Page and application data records
= Beginning of Section =
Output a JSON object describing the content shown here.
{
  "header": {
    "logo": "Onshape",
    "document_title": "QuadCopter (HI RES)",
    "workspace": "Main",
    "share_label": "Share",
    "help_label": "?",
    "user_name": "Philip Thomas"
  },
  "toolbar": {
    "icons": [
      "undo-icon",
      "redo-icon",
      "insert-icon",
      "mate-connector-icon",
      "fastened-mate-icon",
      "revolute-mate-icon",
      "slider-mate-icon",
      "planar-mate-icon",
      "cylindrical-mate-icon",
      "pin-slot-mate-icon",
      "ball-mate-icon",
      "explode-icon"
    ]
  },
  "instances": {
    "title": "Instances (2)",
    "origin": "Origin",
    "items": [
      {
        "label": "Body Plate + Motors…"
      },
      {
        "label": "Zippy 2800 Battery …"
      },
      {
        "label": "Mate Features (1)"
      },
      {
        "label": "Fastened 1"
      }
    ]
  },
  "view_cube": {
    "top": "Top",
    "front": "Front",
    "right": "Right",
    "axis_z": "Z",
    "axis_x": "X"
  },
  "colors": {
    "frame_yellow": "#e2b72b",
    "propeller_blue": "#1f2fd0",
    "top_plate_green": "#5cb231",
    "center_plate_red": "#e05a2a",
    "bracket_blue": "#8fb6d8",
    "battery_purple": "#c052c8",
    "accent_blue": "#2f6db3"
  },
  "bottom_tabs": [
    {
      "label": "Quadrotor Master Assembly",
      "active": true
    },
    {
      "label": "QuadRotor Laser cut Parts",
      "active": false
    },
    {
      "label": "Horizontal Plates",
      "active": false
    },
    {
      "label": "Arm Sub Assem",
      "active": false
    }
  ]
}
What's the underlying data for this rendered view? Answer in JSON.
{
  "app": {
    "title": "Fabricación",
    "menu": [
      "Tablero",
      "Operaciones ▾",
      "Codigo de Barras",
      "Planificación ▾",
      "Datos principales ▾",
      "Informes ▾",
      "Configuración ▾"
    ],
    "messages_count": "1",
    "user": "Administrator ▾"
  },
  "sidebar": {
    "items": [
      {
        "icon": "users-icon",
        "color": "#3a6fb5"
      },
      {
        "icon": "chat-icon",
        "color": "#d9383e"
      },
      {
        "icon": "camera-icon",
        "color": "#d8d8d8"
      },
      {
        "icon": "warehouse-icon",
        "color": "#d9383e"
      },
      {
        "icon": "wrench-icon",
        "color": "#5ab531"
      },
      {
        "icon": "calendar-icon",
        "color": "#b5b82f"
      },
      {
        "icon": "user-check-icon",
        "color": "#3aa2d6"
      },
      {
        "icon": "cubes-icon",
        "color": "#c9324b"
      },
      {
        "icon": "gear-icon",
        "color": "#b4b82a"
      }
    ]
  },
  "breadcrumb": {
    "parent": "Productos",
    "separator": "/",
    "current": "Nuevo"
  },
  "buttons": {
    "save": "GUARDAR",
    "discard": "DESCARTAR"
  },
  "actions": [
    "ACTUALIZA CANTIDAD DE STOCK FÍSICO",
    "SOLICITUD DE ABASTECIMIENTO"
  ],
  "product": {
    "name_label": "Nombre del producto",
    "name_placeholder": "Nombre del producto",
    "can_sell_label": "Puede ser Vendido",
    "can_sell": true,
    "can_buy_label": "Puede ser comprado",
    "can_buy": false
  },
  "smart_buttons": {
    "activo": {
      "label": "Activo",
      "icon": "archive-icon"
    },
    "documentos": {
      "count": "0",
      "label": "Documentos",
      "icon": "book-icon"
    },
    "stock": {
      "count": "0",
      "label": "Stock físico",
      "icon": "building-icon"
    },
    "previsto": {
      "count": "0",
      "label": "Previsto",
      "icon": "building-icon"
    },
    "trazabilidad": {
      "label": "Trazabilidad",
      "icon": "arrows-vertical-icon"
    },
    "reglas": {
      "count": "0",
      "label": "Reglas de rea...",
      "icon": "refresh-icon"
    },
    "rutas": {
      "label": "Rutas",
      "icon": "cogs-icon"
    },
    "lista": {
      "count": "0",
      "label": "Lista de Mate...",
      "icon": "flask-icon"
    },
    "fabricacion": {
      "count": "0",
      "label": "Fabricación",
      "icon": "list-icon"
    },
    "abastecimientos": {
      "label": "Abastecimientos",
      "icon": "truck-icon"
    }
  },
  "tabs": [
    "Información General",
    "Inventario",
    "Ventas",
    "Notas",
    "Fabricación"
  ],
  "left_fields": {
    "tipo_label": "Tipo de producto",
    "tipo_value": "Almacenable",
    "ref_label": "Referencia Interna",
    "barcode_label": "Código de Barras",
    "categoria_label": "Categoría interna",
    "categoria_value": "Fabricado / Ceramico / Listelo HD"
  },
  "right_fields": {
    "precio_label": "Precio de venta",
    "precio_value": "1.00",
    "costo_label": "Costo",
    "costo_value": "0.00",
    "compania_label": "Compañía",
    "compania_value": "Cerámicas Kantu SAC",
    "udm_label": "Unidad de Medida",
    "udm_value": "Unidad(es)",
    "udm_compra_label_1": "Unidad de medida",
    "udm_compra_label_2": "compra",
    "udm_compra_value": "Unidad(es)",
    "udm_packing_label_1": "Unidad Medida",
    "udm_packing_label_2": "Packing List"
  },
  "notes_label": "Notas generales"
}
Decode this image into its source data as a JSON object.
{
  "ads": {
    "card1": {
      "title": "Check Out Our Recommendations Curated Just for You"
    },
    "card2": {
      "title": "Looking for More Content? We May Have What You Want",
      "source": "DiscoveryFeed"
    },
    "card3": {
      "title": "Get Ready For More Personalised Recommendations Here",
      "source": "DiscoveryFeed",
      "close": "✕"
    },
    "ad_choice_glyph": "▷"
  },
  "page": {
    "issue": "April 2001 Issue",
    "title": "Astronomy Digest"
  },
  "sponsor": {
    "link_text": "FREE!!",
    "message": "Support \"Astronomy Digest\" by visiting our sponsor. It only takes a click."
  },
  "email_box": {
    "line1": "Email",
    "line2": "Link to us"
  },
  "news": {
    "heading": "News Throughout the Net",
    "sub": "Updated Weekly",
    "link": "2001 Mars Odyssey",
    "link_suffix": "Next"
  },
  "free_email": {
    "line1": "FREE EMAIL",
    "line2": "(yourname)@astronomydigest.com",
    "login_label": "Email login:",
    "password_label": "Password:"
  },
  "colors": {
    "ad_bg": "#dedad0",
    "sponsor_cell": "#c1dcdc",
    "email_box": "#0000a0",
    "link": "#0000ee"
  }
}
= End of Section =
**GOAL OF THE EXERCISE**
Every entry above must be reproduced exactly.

**EXPECTED ANSWER**
Output a JSON object describing the content shown here.
{
  "header": {
    "logo": "Onshape",
    "document_title": "QuadCopter (HI RES)",
    "workspace": "Main",
    "share_label": "Share",
    "help_label": "?",
    "user_name": "Philip Thomas"
  },
  "toolbar": {
    "icons": [
      "undo-icon",
      "redo-icon",
      "insert-icon",
      "mate-connector-icon",
      "fastened-mate-icon",
      "revolute-mate-icon",
      "slider-mate-icon",
      "planar-mate-icon",
      "cylindrical-mate-icon",
      "pin-slot-mate-icon",
      "ball-mate-icon",
      "explode-icon"
    ]
  },
  "instances": {
    "title": "Instances (2)",
    "origin": "Origin",
    "items": [
      {
        "label": "Body Plate + Motors…"
      },
      {
        "label": "Zippy 2800 Battery …"
      },
      {
        "label": "Mate Features (1)"
      },
      {
        "label": "Fastened 1"
      }
    ]
  },
  "view_cube": {
    "top": "Top",
    "front": "Front",
    "right": "Right",
    "axis_z": "Z",
    "axis_x": "X"
  },
  "colors": {
    "frame_yellow": "#e2b72b",
    "propeller_blue": "#1f2fd0",
    "top_plate_green": "#5cb231",
    "center_plate_red": "#e05a2a",
    "bracket_blue": "#8fb6d8",
    "battery_purple": "#c052c8",
    "accent_blue": "#2f6db3"
  },
  "bottom_tabs": [
    {
      "label": "Quadrotor Master Assembly",
      "active": true
    },
    {
      "label": "QuadRotor Laser cut Parts",
      "active": false
    },
    {
      "label": "Horizontal Plates",
      "active": false
    },
    {
      "label": "Arm Sub Assem",
      "active": false
    }
  ]
}
What's the underlying data for this rendered view? Answer in JSON.
{
  "app": {
    "title": "Fabricación",
    "menu": [
      "Tablero",
      "Operaciones ▾",
      "Codigo de Barras",
      "Planificación ▾",
      "Datos principales ▾",
      "Informes ▾",
      "Configuración ▾"
    ],
    "messages_count": "1",
    "user": "Administrator ▾"
  },
  "sidebar": {
    "items": [
      {
        "icon": "users-icon",
        "color": "#3a6fb5"
      },
      {
        "icon": "chat-icon",
        "color": "#d9383e"
      },
      {
        "icon": "camera-icon",
        "color": "#d8d8d8"
      },
      {
        "icon": "warehouse-icon",
        "color": "#d9383e"
      },
      {
        "icon": "wrench-icon",
        "color": "#5ab531"
      },
      {
        "icon": "calendar-icon",
        "color": "#b5b82f"
      },
      {
        "icon": "user-check-icon",
        "color": "#3aa2d6"
      },
      {
        "icon": "cubes-icon",
        "color": "#c9324b"
      },
      {
        "icon": "gear-icon",
        "color": "#b4b82a"
      }
    ]
  },
  "breadcrumb": {
    "parent": "Productos",
    "separator": "/",
    "current": "Nuevo"
  },
  "buttons": {
    "save": "GUARDAR",
    "discard": "DESCARTAR"
  },
  "actions": [
    "ACTUALIZA CANTIDAD DE STOCK FÍSICO",
    "SOLICITUD DE ABASTECIMIENTO"
  ],
  "product": {
    "name_label": "Nombre del producto",
    "name_placeholder": "Nombre del producto",
    "can_sell_label": "Puede ser Vendido",
    "can_sell": true,
    "can_buy_label": "Puede ser comprado",
    "can_buy": false
  },
  "smart_buttons": {
    "activo": {
      "label": "Activo",
      "icon": "archive-icon"
    },
    "documentos": {
      "count": "0",
      "label": "Documentos",
      "icon": "book-icon"
    },
    "stock": {
      "count": "0",
      "label": "Stock físico",
      "icon": "building-icon"
    },
    "previsto": {
      "count": "0",
      "label": "Previsto",
      "icon": "building-icon"
    },
    "trazabilidad": {
      "label": "Trazabilidad",
      "icon": "arrows-vertical-icon"
    },
    "reglas": {
      "count": "0",
      "label": "Reglas de rea...",
      "icon": "refresh-icon"
    },
    "rutas": {
      "label": "Rutas",
      "icon": "cogs-icon"
    },
    "lista": {
      "count": "0",
      "label": "Lista de Mate...",
      "icon": "flask-icon"
    },
    "fabricacion": {
      "count": "0",
      "label": "Fabricación",
      "icon": "list-icon"
    },
    "abastecimientos": {
      "label": "Abastecimientos",
      "icon": "truck-icon"
    }
  },
  "tabs": [
    "Información General",
    "Inventario",
    "Ventas",
    "Notas",
    "Fabricación"
  ],
  "left_fields": {
    "tipo_label": "Tipo de producto",
    "tipo_value": "Almacenable",
    "ref_label": "Referencia Interna",
    "barcode_label": "Código de Barras",
    "categoria_label": "Categoría interna",
    "categoria_value": "Fabricado / Ceramico / Listelo HD"
  },
  "right_fields": {
    "precio_label": "Precio de venta",
    "precio_value": "1.00",
    "costo_label": "Costo",
    "costo_value": "0.00",
    "compania_label": "Compañía",
    "compania_value": "Cerámicas Kantu SAC",
    "udm_label": "Unidad de Medida",
    "udm_value": "Unidad(es)",
    "udm_compra_label_1": "Unidad de medida",
    "udm_compra_label_2": "compra",
    "udm_compra_value": "Unidad(es)",
    "udm_packing_label_1": "Unidad Medida",
    "udm_packing_label_2": "Packing List"
  },
  "notes_label": "Notas generales"
}
Decode this image into its source data as a JSON object.
{
  "ads": {
    "card1": {
      "title": "Check Out Our Recommendations Curated Just for You"
    },
    "card2": {
      "title": "Looking for More Content? We May Have What You Want",
      "source": "DiscoveryFeed"
    },
    "card3": {
      "title": "Get Ready For More Personalised Recommendations Here",
      "source": "DiscoveryFeed",
      "close": "✕"
    },
    "ad_choice_glyph": "▷"
  },
  "page": {
    "issue": "April 2001 Issue",
    "title": "Astronomy Digest"
  },
  "sponsor": {
    "link_text": "FREE!!",
    "message": "Support \"Astronomy Digest\" by visiting our sponsor. It only takes a click."
  },
  "email_box": {
    "line1": "Email",
    "line2": "Link to us"
  },
  "news": {
    "heading": "News Throughout the Net",
    "sub": "Updated Weekly",
    "link": "2001 Mars Odyssey",
    "link_suffix": "Next"
  },
  "free_email": {
    "line1": "FREE EMAIL",
    "line2": "(yourname)@astronomydigest.com",
    "login_label": "Email login:",
    "password_label": "Password:"
  },
  "colors": {
    "ad_bg": "#dedad0",
    "sponsor_cell": "#c1dcdc",
    "email_box": "#0000a0",
    "link": "#0000ee"
  }
}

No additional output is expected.